*Instructions for the task:*
Some lines below hold "time". Pick them out and copy them.

*Dataset content:*
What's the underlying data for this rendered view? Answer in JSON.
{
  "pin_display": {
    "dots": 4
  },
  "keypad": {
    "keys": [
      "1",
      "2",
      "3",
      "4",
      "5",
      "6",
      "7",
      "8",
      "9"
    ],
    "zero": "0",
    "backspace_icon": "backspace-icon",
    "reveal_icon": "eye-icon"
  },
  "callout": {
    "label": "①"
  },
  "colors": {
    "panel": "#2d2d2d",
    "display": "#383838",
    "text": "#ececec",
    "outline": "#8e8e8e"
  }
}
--
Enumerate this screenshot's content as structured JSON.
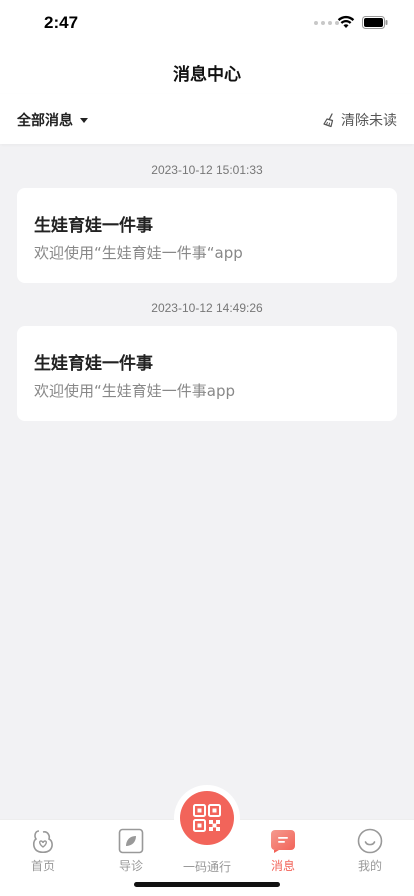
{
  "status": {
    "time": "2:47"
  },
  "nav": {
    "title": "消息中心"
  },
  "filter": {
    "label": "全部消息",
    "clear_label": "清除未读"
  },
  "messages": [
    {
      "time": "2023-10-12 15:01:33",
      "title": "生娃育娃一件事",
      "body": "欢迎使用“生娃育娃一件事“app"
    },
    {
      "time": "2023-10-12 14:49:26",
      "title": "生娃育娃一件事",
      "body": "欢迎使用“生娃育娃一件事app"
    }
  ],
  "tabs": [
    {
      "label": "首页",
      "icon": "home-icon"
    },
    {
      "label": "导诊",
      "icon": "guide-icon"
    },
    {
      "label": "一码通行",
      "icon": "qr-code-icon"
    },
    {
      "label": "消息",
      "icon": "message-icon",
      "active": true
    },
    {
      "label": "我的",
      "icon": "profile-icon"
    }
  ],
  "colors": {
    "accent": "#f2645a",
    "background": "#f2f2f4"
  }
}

*Exercise response:*
    "time": "2:47"
      "time": "2023-10-12 15:01:33",
      "time": "2023-10-12 14:49:26",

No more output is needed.